The Templeton Scholars Program encouraged Lambert to make the most of her time at the University. As a result, she was president of the Ohio University Association of Black Journalists; she was a member of Black Student Union and the Black Student Cultural Programming Board; and she was an OMSAR scholar.
Lambert was a peer mentor for OHIO’s Office for Multicultural Student Access and Retention (OMSAR), and she went on the first-ever study abroad trip to Jamaica that OMSAR sponsored.
“I received departmental honors in political science, so I wrote an honors thesis on welfare policy in the United States,” Lambert added. “I can honestly say that all the people in the OMSAR office shaped me, especially Alison Moore and Dr. Jacob Okumu. Winsome Chunnu in the Multicultural Center was one of my go-to people to talk to. I also really enjoyed President Roderick McDavis and his wife (he was president of OHIO my entire time). I had the opportunity to speak with them multiple times and they were always so encouraging and gracious with their time. I had a very thriving social life and met some of my lifelong friends that I still talk to almost every day.”
Upon graduating from Ohio University, Lambert and two fellow Bobcats, Alexis Apparicio and Jarman Smith, all attended The Ohio State University’s Moritz College of Law together. While law school was one of the biggest obstacles she’s faced thus far, Lambert knew she wasn’t alone.
“Law school is very intense and it requires a lot of time management,” she said. “I will definitely say that my journalism education helped a lot with my legal writing classes in terms of grammar and writing precision. I also went to law school with two fellow Black Bobcats, Alexis and Jarman, and we really looked out for each other.”
Lambert is practicing criminal defense today, with a career goal of becoming a judge. But, she’s still putting her journalism skills to good use. Another goal she has is to grow her food blog, Brunch in the Summertime, where she eats yummy food and writes reviews about it.
Additionally, Lambert aspires to start a nonprofit focused on improving the lives of children with incarcerated parents. She believes that everything starts at home.
“People are never born criminals, they just sometimes feel like they don’t have any other choices and end up in the prison system,” Lambert explained. “I want to show kids that there are other options besides following in their parent’s footsteps, because it is likely that their parents also grew up with unfortunate circumstances.”
Lambert knows that often times, children yearn for a shoulder to lean on, someone to advocate for them, and for someone to listen.
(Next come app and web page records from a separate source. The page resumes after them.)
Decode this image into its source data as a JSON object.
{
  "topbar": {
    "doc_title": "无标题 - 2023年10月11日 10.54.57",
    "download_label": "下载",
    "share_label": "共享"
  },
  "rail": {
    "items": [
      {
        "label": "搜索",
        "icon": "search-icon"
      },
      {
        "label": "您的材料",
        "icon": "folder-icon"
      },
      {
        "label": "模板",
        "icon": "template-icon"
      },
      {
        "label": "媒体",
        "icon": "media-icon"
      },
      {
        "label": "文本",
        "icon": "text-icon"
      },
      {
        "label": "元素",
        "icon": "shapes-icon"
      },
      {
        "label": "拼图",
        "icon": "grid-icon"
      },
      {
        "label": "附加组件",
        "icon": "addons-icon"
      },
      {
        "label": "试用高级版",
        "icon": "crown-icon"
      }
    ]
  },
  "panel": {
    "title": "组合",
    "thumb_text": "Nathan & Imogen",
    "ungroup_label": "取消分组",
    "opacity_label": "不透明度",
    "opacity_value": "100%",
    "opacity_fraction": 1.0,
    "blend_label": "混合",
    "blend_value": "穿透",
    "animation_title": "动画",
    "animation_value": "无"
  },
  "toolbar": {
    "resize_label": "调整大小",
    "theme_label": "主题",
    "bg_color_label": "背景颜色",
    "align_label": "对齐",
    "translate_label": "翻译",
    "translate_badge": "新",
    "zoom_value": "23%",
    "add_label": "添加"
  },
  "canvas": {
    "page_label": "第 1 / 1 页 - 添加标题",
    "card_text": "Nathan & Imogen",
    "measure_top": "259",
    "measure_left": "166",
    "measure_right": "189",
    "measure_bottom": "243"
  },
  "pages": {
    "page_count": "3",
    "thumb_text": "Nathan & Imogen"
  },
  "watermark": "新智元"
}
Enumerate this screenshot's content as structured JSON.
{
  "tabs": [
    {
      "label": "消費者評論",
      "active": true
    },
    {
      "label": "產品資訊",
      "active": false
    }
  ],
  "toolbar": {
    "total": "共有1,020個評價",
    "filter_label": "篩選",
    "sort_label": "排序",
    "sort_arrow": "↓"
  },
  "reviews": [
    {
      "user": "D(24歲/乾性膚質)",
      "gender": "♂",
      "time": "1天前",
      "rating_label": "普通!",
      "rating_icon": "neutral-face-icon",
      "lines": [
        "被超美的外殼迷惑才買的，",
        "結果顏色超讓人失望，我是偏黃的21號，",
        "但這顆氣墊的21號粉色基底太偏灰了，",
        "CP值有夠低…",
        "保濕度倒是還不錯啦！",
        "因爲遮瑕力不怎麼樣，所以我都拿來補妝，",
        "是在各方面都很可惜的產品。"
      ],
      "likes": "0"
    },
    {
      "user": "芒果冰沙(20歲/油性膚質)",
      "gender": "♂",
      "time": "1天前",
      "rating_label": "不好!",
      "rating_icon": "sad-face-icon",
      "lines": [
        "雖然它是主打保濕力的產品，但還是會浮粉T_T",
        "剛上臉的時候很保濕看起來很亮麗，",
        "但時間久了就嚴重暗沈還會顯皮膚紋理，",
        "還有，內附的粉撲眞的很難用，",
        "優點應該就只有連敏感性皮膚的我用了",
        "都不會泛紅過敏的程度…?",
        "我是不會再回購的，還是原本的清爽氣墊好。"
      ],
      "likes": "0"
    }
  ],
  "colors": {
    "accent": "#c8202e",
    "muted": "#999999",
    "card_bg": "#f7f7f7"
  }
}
As the Ohio University community recognizes Black History this month, Lambert urges people to take the time to listen.
“During Black History Month and even year-round, there are a lot of Black voices sharing stories and tributes and I think it’s important for people not of color to listen to those and understand that is their truth whether they disagree or not,” Lambert said. “I also think it’s important to be a vocal ally. I think a lot of people not of color consider themselves allies to Black people, but it really means nothing if you see injustices or mistreatment and don’t say or do anything because instead of uplifting Black voices you are being complicit in tearing them down.”
As a Black woman, Lambert reflects on and stands strong in her culture daily, but she believes it’s important for people of all races to take a moment to reflect on the history of Black people, because it’s a large part of the history of America.
Explore Black History
Ohio University Black History Pinterest Board
Black History Tour of Athens
This virtual tour focuses on achievements of African Americans in Athens, many of which emplaced the foundations for future successes of African Americans in and outside of our community.
Reading List from Alden Library
Alden Library offers a collection of general and subject-specific materials on anti-racism.